WrestleQuest is a love letter to the 80s and 90s era of pro wrestling. The wonderful presentation, memorable soundtrack, and charming characters add up to a fun experience that has a lot of heart, even if the immediate story is a bit lackluster. The key thing holding it back is the overuse of QTEs which become downright annoying at times. Overall though, WrestleQuest does more right than wrong and there is a lot to like despite its rough edges.
The game has cool ideas; it just needs more refinement and a serious reexamination of certain systems before it’s ready for the big time
WrestleQuest has just enough charm and personality to make up for its more distracting problems. The constant references to the world of wrestling and fun appearances by legends make the stories of Muchacho Man and Brink worth following, but the gameplay could have used some additional refinement.
Overall, I have really enjoyed my experience with WrestleQuest. There are a lot of great influences that this game takes from that work well and blend smoothly together. The gameplay is fun, the art style is adorable, and there’s a lot of zany fun to be had with it. Hopefully, with the small delay that the game had, plenty of people will still give this game a chance, because it’s worth it.
A passionate love letter to traditional RPGs, pro wrestling, and upturned toy boxes.

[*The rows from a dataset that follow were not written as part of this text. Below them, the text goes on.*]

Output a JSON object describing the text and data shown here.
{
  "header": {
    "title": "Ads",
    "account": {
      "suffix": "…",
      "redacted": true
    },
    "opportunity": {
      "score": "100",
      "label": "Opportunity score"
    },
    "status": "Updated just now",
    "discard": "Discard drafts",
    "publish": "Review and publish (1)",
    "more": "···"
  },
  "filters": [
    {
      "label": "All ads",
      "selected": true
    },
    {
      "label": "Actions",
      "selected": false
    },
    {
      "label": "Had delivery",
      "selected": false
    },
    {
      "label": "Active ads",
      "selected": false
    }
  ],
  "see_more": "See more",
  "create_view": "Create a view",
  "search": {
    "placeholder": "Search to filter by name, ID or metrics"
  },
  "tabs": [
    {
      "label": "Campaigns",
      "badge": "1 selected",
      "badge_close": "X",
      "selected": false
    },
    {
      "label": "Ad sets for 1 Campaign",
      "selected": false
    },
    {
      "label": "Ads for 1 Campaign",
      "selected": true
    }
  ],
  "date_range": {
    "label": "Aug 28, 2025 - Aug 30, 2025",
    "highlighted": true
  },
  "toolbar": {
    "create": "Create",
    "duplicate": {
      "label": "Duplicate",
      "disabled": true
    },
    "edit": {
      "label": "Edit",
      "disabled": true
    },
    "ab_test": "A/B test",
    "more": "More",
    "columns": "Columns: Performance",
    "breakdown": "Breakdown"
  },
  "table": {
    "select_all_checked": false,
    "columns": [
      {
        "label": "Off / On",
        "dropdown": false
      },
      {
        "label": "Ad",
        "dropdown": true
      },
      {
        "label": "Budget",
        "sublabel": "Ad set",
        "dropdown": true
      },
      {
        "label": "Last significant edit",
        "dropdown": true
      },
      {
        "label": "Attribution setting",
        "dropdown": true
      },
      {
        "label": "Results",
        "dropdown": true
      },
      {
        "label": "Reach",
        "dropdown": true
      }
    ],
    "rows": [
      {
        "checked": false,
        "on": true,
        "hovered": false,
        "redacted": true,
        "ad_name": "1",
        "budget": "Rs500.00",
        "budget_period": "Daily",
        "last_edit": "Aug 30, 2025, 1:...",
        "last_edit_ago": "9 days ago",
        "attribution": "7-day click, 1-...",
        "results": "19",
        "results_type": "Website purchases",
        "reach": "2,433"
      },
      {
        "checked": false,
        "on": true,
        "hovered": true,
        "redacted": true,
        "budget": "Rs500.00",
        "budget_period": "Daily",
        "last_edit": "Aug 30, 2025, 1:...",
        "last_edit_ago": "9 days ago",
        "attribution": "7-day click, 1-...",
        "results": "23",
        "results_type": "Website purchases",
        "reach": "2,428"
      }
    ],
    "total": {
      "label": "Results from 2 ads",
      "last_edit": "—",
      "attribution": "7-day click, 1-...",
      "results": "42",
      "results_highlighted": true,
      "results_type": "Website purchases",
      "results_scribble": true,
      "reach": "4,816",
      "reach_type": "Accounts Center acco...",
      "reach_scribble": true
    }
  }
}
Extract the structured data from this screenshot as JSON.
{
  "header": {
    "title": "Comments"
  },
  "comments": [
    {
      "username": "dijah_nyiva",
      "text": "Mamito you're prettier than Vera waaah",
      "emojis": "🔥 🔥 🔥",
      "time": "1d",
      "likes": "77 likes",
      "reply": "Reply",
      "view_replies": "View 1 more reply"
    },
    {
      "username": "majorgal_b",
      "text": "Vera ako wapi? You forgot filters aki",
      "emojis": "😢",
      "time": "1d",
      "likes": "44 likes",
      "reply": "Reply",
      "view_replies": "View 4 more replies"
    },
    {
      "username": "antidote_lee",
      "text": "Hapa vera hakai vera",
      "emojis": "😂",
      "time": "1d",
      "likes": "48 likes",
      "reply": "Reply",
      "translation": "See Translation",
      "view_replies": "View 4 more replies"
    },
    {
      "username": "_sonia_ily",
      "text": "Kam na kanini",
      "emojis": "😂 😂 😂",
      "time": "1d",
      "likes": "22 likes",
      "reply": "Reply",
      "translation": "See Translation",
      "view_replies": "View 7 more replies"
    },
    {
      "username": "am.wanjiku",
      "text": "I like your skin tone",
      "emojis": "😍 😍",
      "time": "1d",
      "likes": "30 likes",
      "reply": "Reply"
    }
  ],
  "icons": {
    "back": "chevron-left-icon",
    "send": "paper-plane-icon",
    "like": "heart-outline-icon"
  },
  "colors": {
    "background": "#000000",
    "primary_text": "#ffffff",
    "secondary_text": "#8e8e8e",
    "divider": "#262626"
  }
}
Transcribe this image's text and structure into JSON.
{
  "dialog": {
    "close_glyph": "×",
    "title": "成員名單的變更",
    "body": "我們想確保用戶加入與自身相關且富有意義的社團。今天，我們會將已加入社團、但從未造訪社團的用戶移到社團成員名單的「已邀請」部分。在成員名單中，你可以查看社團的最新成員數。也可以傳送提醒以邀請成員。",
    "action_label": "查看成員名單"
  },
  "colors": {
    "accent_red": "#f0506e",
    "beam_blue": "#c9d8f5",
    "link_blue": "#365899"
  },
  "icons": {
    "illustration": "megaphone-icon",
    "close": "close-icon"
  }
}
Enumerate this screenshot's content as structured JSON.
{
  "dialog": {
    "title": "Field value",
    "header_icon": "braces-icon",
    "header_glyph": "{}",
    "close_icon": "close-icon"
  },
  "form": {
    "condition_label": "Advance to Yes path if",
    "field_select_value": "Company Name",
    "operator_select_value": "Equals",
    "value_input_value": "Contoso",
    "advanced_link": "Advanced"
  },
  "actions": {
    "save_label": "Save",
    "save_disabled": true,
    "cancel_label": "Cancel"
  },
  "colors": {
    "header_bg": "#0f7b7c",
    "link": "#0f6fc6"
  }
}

There's charm and appeal to be found in WrestleQuest, but this old school RPG doesn't have enough to stay in the main event.
Putting wrestling and turn-based RPGs in a can they co-exist tag team style was an excitingly bold move that unfortunately ends in a heel turn and a crowd leaving early to beat the traffic.
WrestleQuest does a good job of taking something that you wouldn't think would fit as an RPG game and makes it work. The world is amazing, the characters, and cameos are really going to invoke the golden era of Professional Wrestling. However, once you rip that nostalgia away you are left with a very bare-bones RPG experience that gets boring very quickly.